Engagement: When team members become less distracted from their work, they often focus on meeting just the minimum standard and are driven by a belief that performance doesn’t really matter.
Conflict is often considered a negative. But in the right environment, it’s a natural and healthy aspect of any team interaction. Diversity of experience and opinions can help teams identify new ways of looking at problems and finding alternative ways of solving them.
At the same time, dysfunctional teams tend to have one or more of these things actively happening:
Nothing is more telling than when outcomes vary from good to bad, to good again in quick succession. Erratic outcomes are a good indicator that things are not working as planned or desired.
Individuals seeking glory
Worse still, when a project falls into the â€œsinking shipâ€ stage, team members can become more concerned about protecting themselves rather than helping peers succeed. A true team is one where each member is concerned not only with how they perform, but how they can help other team members perform.
While micromanagers might think they are doing the right thingâ€”checking in from a desire to help and support the teamâ€”constantly checking to make sure everyone is doing their job can also indicate a lack of confidence. Striking the right balance can be difficult, but it should be a priority.
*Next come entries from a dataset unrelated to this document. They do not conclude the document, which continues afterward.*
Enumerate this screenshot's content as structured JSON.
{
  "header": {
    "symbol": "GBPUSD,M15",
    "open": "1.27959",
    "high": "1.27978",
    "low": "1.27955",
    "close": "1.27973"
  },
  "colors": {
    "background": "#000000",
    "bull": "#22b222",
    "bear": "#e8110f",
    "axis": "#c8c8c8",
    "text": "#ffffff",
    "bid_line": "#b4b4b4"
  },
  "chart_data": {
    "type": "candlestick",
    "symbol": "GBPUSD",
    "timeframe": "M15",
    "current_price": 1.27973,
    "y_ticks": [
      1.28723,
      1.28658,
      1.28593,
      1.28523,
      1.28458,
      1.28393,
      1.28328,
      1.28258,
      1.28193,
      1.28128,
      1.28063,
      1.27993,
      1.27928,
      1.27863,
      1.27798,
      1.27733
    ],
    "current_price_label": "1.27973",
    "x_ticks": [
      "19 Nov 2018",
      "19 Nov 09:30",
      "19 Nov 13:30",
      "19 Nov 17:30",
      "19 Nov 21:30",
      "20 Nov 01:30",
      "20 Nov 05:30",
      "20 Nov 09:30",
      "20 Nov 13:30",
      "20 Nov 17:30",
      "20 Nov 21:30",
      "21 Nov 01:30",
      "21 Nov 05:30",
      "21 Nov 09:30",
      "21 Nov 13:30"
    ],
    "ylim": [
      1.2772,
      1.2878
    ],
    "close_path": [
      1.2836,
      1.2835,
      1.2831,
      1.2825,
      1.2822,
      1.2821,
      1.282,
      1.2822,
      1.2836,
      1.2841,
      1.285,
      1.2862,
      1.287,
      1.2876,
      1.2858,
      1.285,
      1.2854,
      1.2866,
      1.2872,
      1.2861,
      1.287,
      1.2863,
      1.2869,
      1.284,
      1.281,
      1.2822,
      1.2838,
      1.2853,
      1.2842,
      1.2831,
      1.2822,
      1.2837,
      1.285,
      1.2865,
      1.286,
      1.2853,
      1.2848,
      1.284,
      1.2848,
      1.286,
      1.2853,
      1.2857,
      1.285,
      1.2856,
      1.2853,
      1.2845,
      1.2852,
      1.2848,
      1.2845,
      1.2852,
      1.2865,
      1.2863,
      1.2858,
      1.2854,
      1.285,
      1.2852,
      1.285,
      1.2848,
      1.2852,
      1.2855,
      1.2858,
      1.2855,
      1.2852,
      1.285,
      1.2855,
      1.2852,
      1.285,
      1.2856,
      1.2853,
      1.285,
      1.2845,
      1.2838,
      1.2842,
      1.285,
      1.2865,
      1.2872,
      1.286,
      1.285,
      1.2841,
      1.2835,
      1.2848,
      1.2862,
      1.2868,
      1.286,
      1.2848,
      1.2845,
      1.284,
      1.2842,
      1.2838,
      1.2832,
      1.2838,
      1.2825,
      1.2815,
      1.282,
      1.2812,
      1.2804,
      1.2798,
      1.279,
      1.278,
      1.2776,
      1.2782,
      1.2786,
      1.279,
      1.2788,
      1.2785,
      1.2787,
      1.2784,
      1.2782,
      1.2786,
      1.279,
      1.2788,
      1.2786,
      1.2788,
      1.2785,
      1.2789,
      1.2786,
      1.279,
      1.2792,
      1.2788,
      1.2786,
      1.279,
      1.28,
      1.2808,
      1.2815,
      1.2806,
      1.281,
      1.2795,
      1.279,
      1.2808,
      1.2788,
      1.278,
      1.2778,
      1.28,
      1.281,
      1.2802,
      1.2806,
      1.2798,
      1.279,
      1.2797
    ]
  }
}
Facing Hard Truths
Dysfunctional teams don’t become that way overnight; it takes time and inattention for a team to reach a level of dysfunction. But when they do appear, everyone should do one thing: embrace failure.
Facing hard truths like â€œthings aren’t goingâ€ well is hard. But, to get back on track and resume heading down the right path, tough truths need to be faced, and decisions must be made.
Out of the Dark . . . Into the Light
When investigating dysfunction, it’s often found that it’s not just the people involved in the projectâ€”usually it has something to do with the overall culture and processes that need to be addressed. Take a hint when it seems like things are going wrong and slow everything down.
Allowing everyone to step away and refocus, even for a short while, can have immediate and long-term benefits.
Of course, some people will not be a good fit for the reset, but it would be wrong to look at a dysfunctional team or project environment and overly generalize. It’s more important to be surgical than to paint with a broad brush.
Finally, don’t forget to keep an eye out for potential signs of dysfunction before they take hold. Great leaders address potential problems before they ever have a chance to appear.